After three failures, luck had it that the captain was banned. A new captain and a new keeper could change the fortunes of the team. Expectations were that the maverick Sehwag would surprise with his unorthodox ways. Since the series was lost after trying the same tricks in the first three tests, the fourth one could have been taken up for experimentation. Two spinners could have been brought forth. May be Ojha could have replaced Ishant. Kohli could have been sent to open the innings or brought in at no.3. A new opener like Rohit could have replaced Gambhir. Sehwag could have come lower down the order. But it was not to be. He stuck to the conservative and traditional thinking of the think tank. Same field placings. Same mistakes. Same body language. Batting collapse. Some catches dropped. Another record for the Clarke-Ponting pair. The agony continued. Retirement calls grew louder.

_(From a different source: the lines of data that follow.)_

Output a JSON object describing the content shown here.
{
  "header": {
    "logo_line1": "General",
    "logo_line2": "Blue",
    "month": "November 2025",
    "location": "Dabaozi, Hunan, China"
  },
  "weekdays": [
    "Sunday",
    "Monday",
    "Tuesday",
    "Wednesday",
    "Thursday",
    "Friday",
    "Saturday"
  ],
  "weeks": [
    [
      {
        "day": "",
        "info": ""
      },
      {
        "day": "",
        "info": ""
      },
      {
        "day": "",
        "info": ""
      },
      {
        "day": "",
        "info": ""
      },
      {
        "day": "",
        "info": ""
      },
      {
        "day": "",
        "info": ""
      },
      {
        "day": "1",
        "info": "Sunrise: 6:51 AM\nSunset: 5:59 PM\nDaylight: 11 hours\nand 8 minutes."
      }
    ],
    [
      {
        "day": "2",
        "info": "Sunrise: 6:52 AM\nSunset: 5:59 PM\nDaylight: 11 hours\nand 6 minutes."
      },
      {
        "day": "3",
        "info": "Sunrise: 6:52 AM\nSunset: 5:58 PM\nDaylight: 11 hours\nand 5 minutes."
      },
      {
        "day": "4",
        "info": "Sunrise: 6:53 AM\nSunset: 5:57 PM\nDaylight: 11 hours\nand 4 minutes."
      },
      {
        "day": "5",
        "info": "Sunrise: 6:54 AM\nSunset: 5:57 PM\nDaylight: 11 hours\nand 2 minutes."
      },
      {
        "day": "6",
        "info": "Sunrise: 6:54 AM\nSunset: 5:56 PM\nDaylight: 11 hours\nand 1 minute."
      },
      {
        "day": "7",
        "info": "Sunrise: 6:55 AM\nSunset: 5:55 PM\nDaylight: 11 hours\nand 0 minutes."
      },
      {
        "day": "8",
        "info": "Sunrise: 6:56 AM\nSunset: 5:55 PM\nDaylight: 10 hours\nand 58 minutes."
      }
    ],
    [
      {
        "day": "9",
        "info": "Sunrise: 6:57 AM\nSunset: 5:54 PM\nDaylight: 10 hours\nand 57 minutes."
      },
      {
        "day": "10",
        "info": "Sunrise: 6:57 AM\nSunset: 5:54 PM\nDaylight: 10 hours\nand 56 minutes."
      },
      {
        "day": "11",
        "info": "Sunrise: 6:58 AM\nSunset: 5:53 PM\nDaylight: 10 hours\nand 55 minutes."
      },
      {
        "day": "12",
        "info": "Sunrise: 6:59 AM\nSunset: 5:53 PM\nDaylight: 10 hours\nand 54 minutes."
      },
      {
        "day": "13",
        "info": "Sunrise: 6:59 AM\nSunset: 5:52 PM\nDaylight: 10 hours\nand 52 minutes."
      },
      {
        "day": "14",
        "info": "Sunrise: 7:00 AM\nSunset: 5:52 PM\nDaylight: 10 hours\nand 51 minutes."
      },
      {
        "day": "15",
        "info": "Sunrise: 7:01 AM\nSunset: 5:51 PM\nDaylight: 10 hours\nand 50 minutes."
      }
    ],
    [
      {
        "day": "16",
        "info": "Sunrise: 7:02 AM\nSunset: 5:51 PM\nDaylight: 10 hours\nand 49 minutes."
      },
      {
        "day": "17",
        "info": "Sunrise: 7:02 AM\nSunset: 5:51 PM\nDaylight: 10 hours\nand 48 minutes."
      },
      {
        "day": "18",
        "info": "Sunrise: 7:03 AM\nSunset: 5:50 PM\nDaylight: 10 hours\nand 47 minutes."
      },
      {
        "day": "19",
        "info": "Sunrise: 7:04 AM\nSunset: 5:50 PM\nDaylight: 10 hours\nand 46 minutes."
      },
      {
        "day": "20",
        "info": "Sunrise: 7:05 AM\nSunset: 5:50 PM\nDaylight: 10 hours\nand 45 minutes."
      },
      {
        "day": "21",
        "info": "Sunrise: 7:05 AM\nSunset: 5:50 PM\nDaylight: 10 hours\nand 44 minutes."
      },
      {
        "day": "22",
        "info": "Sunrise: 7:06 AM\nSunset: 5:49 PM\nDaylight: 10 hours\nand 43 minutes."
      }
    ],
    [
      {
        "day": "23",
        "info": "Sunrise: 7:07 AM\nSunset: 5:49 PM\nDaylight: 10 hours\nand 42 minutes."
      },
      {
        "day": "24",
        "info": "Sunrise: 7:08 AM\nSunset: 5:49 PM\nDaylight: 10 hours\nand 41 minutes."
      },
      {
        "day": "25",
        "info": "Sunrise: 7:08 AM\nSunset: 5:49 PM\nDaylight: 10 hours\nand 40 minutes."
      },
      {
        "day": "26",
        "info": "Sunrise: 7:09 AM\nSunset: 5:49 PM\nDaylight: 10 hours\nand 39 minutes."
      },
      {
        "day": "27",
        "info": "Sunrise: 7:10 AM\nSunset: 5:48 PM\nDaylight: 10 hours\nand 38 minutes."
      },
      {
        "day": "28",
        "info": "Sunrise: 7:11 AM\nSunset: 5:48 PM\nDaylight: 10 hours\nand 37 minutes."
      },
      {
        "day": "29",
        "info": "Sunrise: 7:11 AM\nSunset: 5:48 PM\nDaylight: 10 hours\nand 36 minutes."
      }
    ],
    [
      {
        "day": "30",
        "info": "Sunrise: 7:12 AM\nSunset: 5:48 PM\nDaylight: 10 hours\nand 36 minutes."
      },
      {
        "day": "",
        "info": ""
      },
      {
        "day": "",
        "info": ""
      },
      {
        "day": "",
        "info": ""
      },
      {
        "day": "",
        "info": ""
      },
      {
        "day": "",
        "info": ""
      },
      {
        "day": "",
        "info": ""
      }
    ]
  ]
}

The experts analyzed that the Indian greats have outlived their sell by date and could not survive in the swinging conditions in England. And the pacy pitches in Australia. Come Adelaide. It was a batting beauty. A much better batting display was expected from India. Australia’s 600 runs in the first innings gave the Indians the much needed hope. But then Siddle’s riddle caught them unawares. He made the batting pitch look like a lively track. The way he bowled, the Indian’s had no answers again. This test would also have ended in four days had it not been for Clarke’s concern that India could bat them out of the game. But he failed to understand that the Indian cricketers were spineless and had lost all interest for a fight after all the battering they received. Clarke tried to show some sympathy to the Indian batsmen by withdrawing his quick guns and giving them an opportunity to play a game they are experts in. May be the Australians were concerned about the dipping revenues as the first three tests did not last five days. But Lyon proved to be trickier than they expected. The web was spun and the plot only got murkier. He accounted for Sehwag, Sachin and Laxman all great players of spin bowling. And to add insult to injury, Clarke then put all his fielders around the night watchman! Such was the state of the famed Indian batting.

Virat Kohli’s performance was the only blessing that India had. He fought well and used his chances to declare that he is India’s batting mainstay in the future. Ravichandran Ashwin and Umesh also proved that they have it in them to excel in the big stage. Saha too has shown that he is a fighter. They need to cement their places through consistent performance and constant improvements. There are many more spinners, pacers and batsmen waiting in the ranks to grab their opportunities which are sadly not coming by. They will have to bide their time till the big guns call it a day. Or they will have to keep waiting till the selectors realise that the future of Indian cricket lies not in record holders whose glorious days are past but in youngsters who can bring back those glorious days for the country.